— WORK TASK —
I need every line of the material below that includes the string "title".

(EXCERPTED RECORDS begins)

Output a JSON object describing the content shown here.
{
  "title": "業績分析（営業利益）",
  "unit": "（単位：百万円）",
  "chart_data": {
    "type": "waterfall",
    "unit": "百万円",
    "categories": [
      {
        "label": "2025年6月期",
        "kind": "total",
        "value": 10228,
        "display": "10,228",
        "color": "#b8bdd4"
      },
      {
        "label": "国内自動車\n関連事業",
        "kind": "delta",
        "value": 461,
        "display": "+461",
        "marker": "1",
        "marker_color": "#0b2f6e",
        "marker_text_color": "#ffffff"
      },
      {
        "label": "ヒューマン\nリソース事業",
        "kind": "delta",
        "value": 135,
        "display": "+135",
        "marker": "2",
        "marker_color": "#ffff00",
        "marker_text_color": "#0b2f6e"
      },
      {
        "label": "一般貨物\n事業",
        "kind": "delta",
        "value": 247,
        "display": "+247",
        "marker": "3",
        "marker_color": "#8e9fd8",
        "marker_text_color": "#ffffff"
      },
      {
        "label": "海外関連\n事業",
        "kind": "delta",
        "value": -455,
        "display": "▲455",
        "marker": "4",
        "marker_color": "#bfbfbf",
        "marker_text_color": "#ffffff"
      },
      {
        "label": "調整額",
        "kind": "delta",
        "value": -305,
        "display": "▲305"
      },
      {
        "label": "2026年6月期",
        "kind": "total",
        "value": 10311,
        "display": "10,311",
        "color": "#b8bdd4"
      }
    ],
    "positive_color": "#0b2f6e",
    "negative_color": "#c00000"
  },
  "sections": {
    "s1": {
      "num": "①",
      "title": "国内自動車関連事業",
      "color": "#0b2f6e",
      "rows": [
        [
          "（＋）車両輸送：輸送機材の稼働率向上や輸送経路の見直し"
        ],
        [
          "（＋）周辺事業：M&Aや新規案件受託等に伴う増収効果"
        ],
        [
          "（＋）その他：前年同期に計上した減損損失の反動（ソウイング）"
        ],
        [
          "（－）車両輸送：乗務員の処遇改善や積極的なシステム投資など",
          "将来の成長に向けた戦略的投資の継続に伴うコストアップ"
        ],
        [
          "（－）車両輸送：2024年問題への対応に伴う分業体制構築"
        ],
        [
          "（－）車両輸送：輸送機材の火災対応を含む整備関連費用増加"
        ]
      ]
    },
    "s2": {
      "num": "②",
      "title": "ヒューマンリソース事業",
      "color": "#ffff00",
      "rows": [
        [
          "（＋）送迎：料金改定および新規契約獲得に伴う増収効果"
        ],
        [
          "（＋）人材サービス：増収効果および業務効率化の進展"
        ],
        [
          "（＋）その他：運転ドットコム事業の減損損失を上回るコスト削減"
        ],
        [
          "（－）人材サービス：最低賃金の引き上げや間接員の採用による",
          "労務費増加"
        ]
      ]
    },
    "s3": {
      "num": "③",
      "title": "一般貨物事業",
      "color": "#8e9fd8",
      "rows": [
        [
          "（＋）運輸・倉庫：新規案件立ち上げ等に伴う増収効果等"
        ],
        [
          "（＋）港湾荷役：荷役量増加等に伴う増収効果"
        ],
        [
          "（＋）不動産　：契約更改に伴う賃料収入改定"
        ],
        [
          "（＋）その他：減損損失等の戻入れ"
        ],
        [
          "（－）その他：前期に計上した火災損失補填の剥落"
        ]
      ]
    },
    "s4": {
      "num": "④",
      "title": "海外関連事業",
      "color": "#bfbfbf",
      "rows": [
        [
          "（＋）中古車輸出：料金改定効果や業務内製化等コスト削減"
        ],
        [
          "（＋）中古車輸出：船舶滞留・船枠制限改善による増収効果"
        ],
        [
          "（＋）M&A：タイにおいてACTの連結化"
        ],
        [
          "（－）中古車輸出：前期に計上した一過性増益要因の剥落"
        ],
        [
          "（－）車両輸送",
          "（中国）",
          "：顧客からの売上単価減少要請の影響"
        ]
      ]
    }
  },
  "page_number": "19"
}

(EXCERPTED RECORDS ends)

— SOLUTION TO THE PROBLEM —
  "title": "業績分析（営業利益）",
      "title": "国内自動車関連事業",
      "title": "ヒューマンリソース事業",
      "title": "一般貨物事業",
      "title": "海外関連事業",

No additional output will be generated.